When I read a historical novel that is set amidst the backdrop of a court and involves real historical monarchs, I usually NEED for the historical context to be accurate, and Sarah Zettel does just that. She’s weaved Peggy’s story in and out of accurate descriptions of the history and prominent people of this time period. This is NOT an alternate history novel. There is just a believable fictitious story thrown in. During Peggy’s palace adventure, we see: King George I, Prince and Princess of Wales, Robert Walpole, Isaac Newton, G.F. Handel, the list goes on.
Below: Newton, Walpole, and Handel
I absolutely LOVED that Sarah Zettel put things in perspective by including other non-fictional characters from the world of science, music, and court politics to give the reader an idea of what else was going on in the world during this time period, even if they were just briefly referenced.
There is a touch of forbidden romance that promises much more in the sequel: Dangerous Deceptions. I wholeheartedly enjoyed this book and am now a Sarah Zettel fangirl. I recommend the Palace of Spies series to fans of Gail Carriger. Although, I don’t want to lean too heavily on drawing comparisons between the two because Sarah Zettel’s work deserves to stand alone on its own merits (I enjoyed PoS WAY MORE than E&E). Have you read Palace of Spies? Do share your thoughts. 🙂

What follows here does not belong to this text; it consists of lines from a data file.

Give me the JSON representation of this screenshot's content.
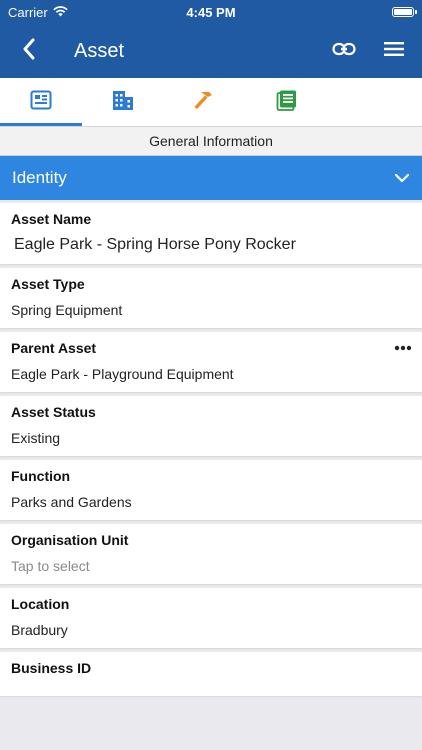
{
  "status": {
    "carrier": "Carrier",
    "time": "4:45 PM"
  },
  "nav": {
    "title": "Asset",
    "icons": [
      "back-chevron-icon",
      "link-icon",
      "menu-icon"
    ]
  },
  "tabs": [
    {
      "icon": "details-card-icon",
      "color": "#2a7ad6",
      "active": true
    },
    {
      "icon": "buildings-icon",
      "color": "#2a7ad6",
      "active": false
    },
    {
      "icon": "hammer-icon",
      "color": "#f08a1c",
      "active": false
    },
    {
      "icon": "notes-icon",
      "color": "#2f9a45",
      "active": false
    }
  ],
  "section": {
    "title": "General Information"
  },
  "group": {
    "title": "Identity"
  },
  "fields": [
    {
      "label": "Asset Name",
      "value": "Eagle Park - Spring Horse Pony Rocker"
    },
    {
      "label": "Asset Type",
      "value": "Spring Equipment"
    },
    {
      "label": "Parent Asset",
      "value": "Eagle Park - Playground Equipment"
    },
    {
      "label": "Asset Status",
      "value": "Existing"
    },
    {
      "label": "Function",
      "value": "Parks and Gardens"
    },
    {
      "label": "Organisation Unit",
      "placeholder": "Tap to select"
    },
    {
      "label": "Location",
      "value": "Bradbury"
    },
    {
      "label": "Business ID",
      "value": ""
    }
  ],
  "colors": {
    "nav_bg": "#1f5aa3",
    "group_bg": "#2f86e0",
    "accent": "#2a7ad6"
  }
}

And just for fun:
“Water Music” by Handel (1717) – This was played for King George and his royal guests.